Basically, the Digital Album is a file browser and a decent file manager. Once you drill down into a folder, you'll see your files, either in thumbnail mode (better for photos) or list mode (better for everything else). The photo thumbs are small but viewable, and you can see up to eight of them on the screen simultaneously. Selecting a thumbnail opens a full-screen version--a snappy process, even for 2MB files, which take about 3 seconds to load. You can set a simple audioless slide show with a few transitions and delays of 2, 4, 6, and 8 seconds, as well as append each photo with a 10-second voice memo. It's also no task at all to transfer files from memory cards to the hard disk or vice versa: simply select your files, then activate Copy. Transfer speeds are decent at 1.2MB per second via a standard 1GB SD card, and we appreciate the Copy Entire Card feature, which, inexplicably, isn't mentioned in the manual.

Free storage for the selected "disk" is displayed in the upper-right corner, and battery- and volume-level indicators are located in the lower-right corner. You'll also get the file path and the number of files in the folder displayed. Unfortunately, the Digital Album supports a limited number of file formats for playback--in essence, only MP3, JPEG, and M-JPEG (digital camera movies). There's no TIFF, WMA, or raw support.

As an MP3 player, this thing is as basic as it gets, with no EQs or true playlist support (you can, however, play folder contents in order), and annoyingly, you can't hold the volume buttons down to adjust the level in multiple steps. You get the convenience of a built-in mono speaker, which is nice for playing memos, but the sound quality is predictably subpar. Finally, the fact that you can't listen to MP3s while viewing photos is a real bummer. Our advice for MP3/photo enthusiasts is to get a 30GB iPod Photo and a Camera Connector for about the same price as the Digital Album. If your camera is compatible with the Camera Connector, the larger screen and some file-management tools are the only features you give up for better audio and a compact form factor.

The Digital Album doesn't get very loud, and sound quality is average, with a hint of background noise, not-so-crisp highs, and muddy bass. But, again, this isn't an audiocentric device. Photos appear sharp and vibrant on the screen, and depending on the resolution, they look nice when output to a TV via the included A/V cable. Probably the most disappointing aspect of the Digital Album is its battery life of just 3.8 hours for music and considerably less for a photo slide show, an unacceptable amount for music and a disappointing one for a photo viewer. Transfer times over USB 2.0 average an acceptable 1.7MB per second, and the Digital Album mounts as a UMS device.

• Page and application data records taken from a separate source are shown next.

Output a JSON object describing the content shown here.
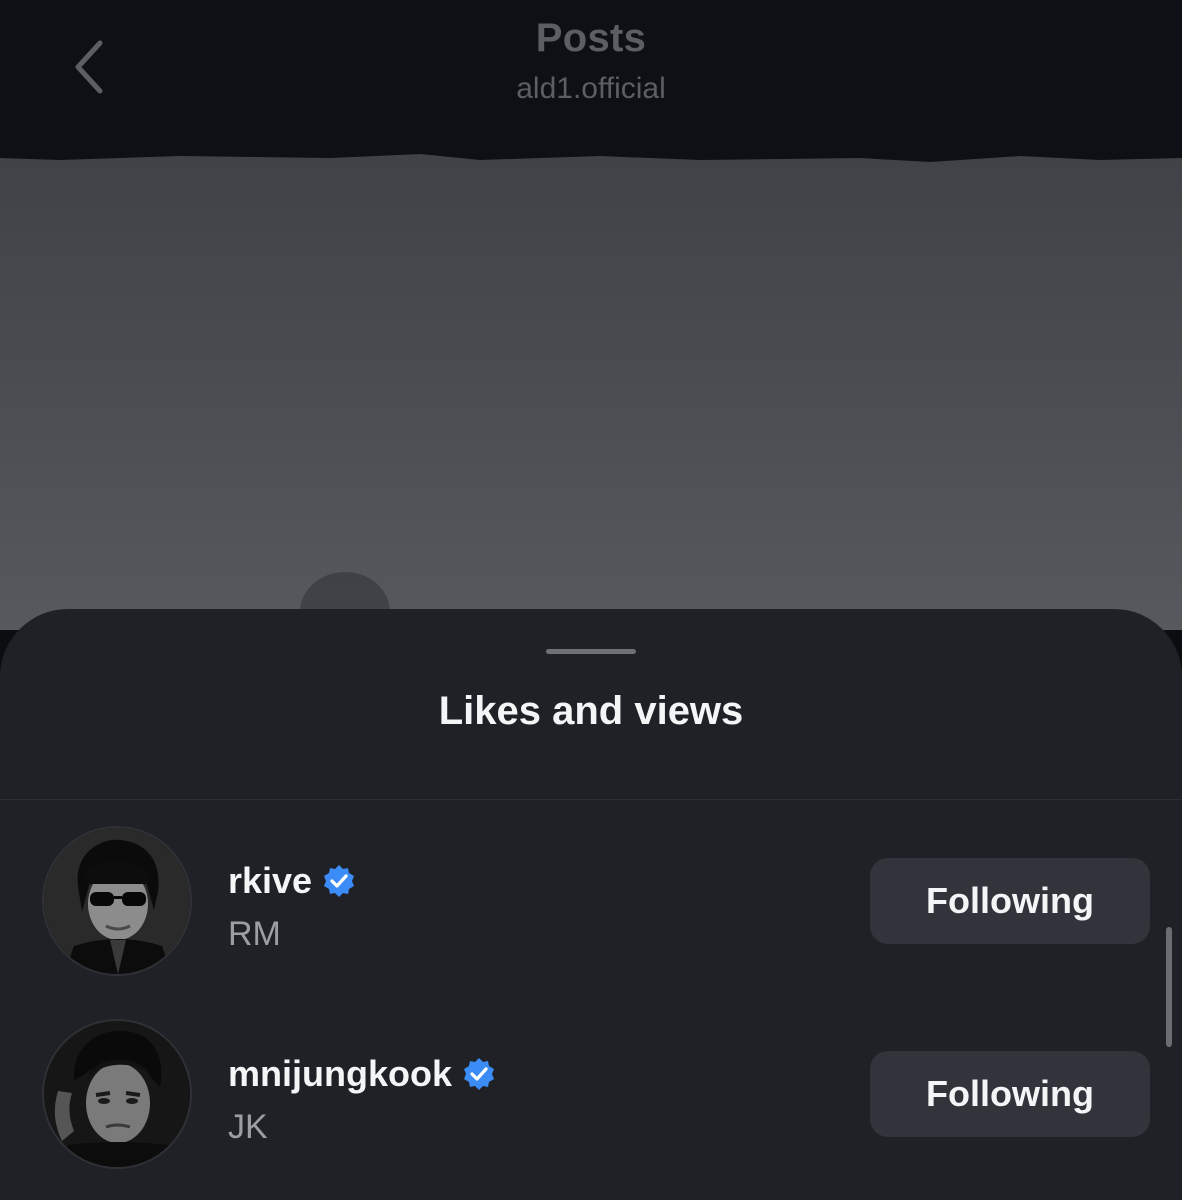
{
  "header": {
    "back_icon": "chevron-left-icon",
    "title": "Posts",
    "subtitle": "ald1.official"
  },
  "sheet": {
    "title": "Likes and views",
    "users": [
      {
        "username": "rkive",
        "verified_icon": "verified-badge-icon",
        "full_name": "RM",
        "button_label": "Following"
      },
      {
        "username": "mnijungkook",
        "verified_icon": "verified-badge-icon",
        "full_name": "JK",
        "button_label": "Following"
      }
    ]
  },
  "colors": {
    "sheet_background": "#1f2126",
    "button_background": "#31343a",
    "verified_blue": "#3b8cf6",
    "header_text_dimmed": "#5b5e63"
  }
}
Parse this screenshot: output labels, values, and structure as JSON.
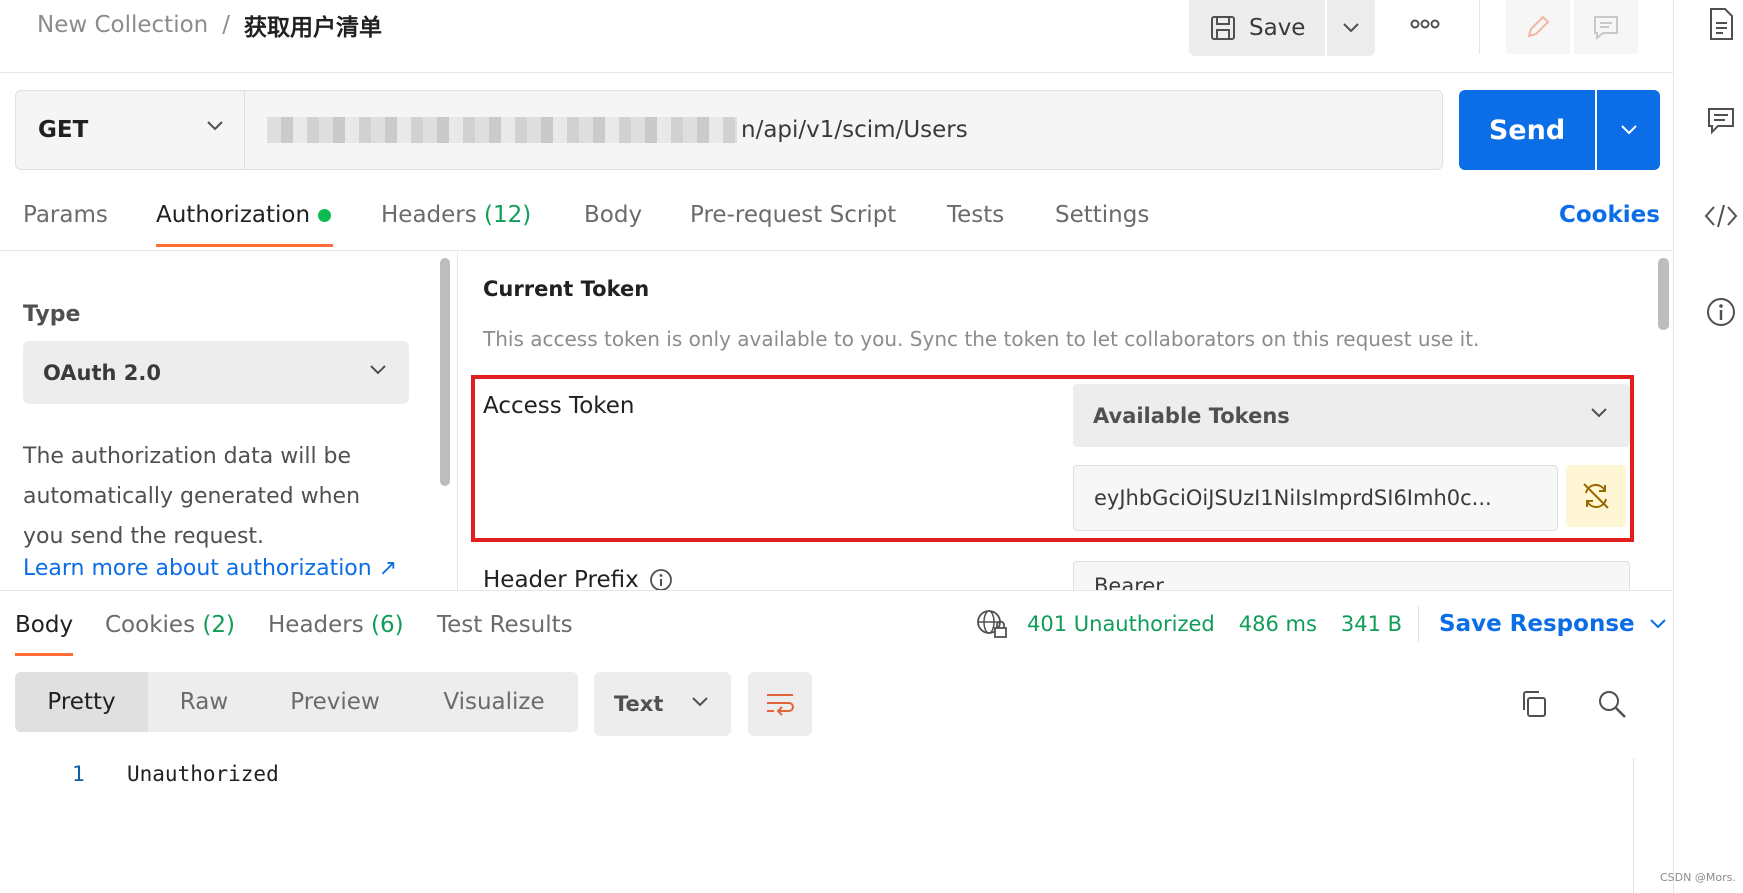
{
  "breadcrumb": {
    "collection": "New Collection",
    "separator": "/",
    "request_name": "获取用户清单"
  },
  "toolbar": {
    "save_label": "Save"
  },
  "request": {
    "method": "GET",
    "url_visible": "n/api/v1/scim/Users",
    "send_label": "Send"
  },
  "request_tabs": {
    "params": "Params",
    "authorization": "Authorization",
    "headers": "Headers",
    "headers_count": "(12)",
    "body": "Body",
    "prerequest": "Pre-request Script",
    "tests": "Tests",
    "settings": "Settings",
    "cookies_link": "Cookies"
  },
  "auth": {
    "type_label": "Type",
    "type_value": "OAuth 2.0",
    "description": "The authorization data will be automatically generated when you send the request.",
    "learn_more": "Learn more about authorization ↗",
    "current_token_title": "Current Token",
    "current_token_help": "This access token is only available to you. Sync the token to let collaborators on this request use it.",
    "access_token_label": "Access Token",
    "available_tokens": "Available Tokens",
    "token_value": "eyJhbGciOiJSUzI1NiIsImprdSI6Imh0c...",
    "header_prefix_label": "Header Prefix",
    "header_prefix_value": "Bearer"
  },
  "response": {
    "tabs": {
      "body": "Body",
      "cookies": "Cookies",
      "cookies_count": "(2)",
      "headers": "Headers",
      "headers_count": "(6)",
      "test_results": "Test Results"
    },
    "status": "401 Unauthorized",
    "time": "486 ms",
    "size": "341 B",
    "save_response": "Save Response",
    "view_modes": [
      "Pretty",
      "Raw",
      "Preview",
      "Visualize"
    ],
    "format": "Text",
    "lines": [
      {
        "number": "1",
        "text": "Unauthorized"
      }
    ]
  },
  "watermark": "CSDN @Mors.",
  "colors": {
    "brand_blue": "#0b6ee6",
    "accent_orange": "#ff6c37",
    "success_green": "#0f9d58",
    "highlight_red": "#e02020"
  }
}
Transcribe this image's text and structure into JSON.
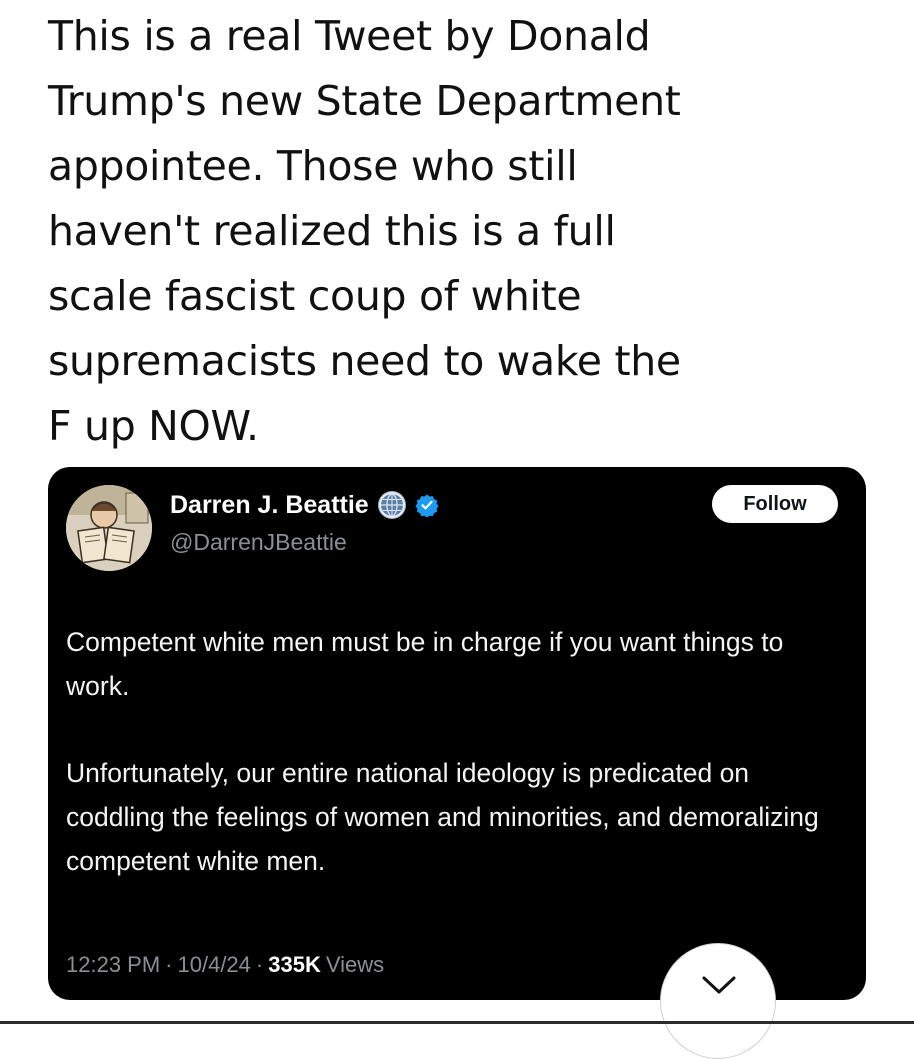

The Digital Album ships with a decent carrying case, A/V and USB cables, a wireless remote control, another utility case for media cards, a hand strap, a cleaning cloth, and some average earbuds. The Windows-only software CD includes a Windows 98 driver, Photo Explorer 8.0, and a user guide.

The Digital Album's carrying case, utility pouch, headphones, power adapter, and remote control.


Transcend Digital Album (20GB)

Score Breakdown

Design 6Features 5Performance 3